Available data =>
━━━━━━━━━━━━━━━━━━━━
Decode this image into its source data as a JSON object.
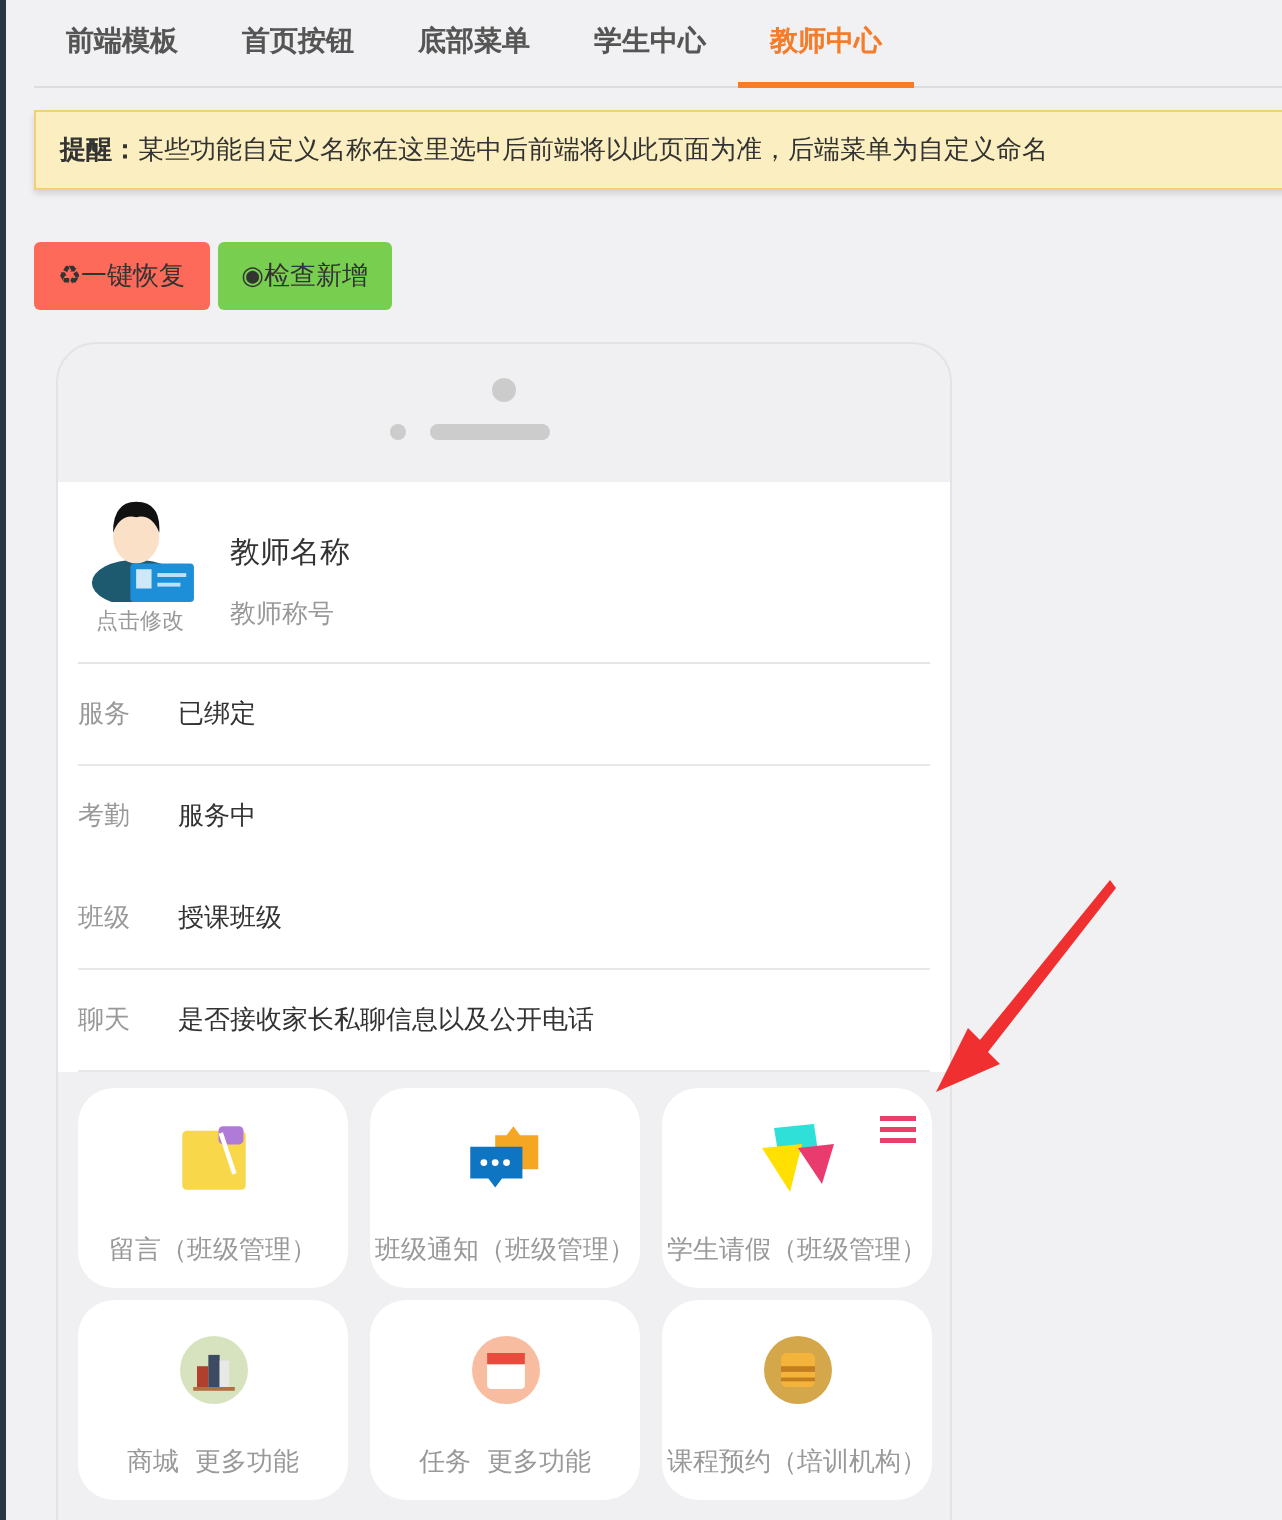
{
  "tabs": [
    {
      "label": "前端模板",
      "selected": false
    },
    {
      "label": "首页按钮",
      "selected": false
    },
    {
      "label": "底部菜单",
      "selected": false
    },
    {
      "label": "学生中心",
      "selected": false
    },
    {
      "label": "教师中心",
      "selected": true
    }
  ],
  "notice": {
    "label": "提醒：",
    "text": "某些功能自定义名称在这里选中后前端将以此页面为准，后端菜单为自定义命名"
  },
  "buttons": [
    {
      "kind": "restore",
      "label": "♻一键恢复"
    },
    {
      "kind": "check",
      "label": "◉检查新增"
    }
  ],
  "profile": {
    "avatar_caption": "点击修改",
    "name": "教师名称",
    "title": "教师称号"
  },
  "info_rows": [
    {
      "label": "服务",
      "value": "已绑定"
    },
    {
      "label": "考勤",
      "value": "服务中"
    },
    {
      "label": "班级",
      "value": "授课班级"
    },
    {
      "label": "聊天",
      "value": "是否接收家长私聊信息以及公开电话"
    }
  ],
  "tiles": [
    {
      "label": "留言（班级管理）",
      "menu": false
    },
    {
      "label": "班级通知（班级管理）",
      "menu": false
    },
    {
      "label": "学生请假（班级管理）",
      "menu": true
    },
    {
      "label": "商城  更多功能",
      "menu": false
    },
    {
      "label": "任务  更多功能",
      "menu": false
    },
    {
      "label": "课程预约（培训机构）",
      "menu": false
    }
  ]
}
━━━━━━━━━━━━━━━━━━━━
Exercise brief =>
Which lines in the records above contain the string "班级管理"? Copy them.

Answer space =>
      "label": "留言（班级管理）",
      "label": "班级通知（班级管理）",
      "label": "学生请假（班级管理）",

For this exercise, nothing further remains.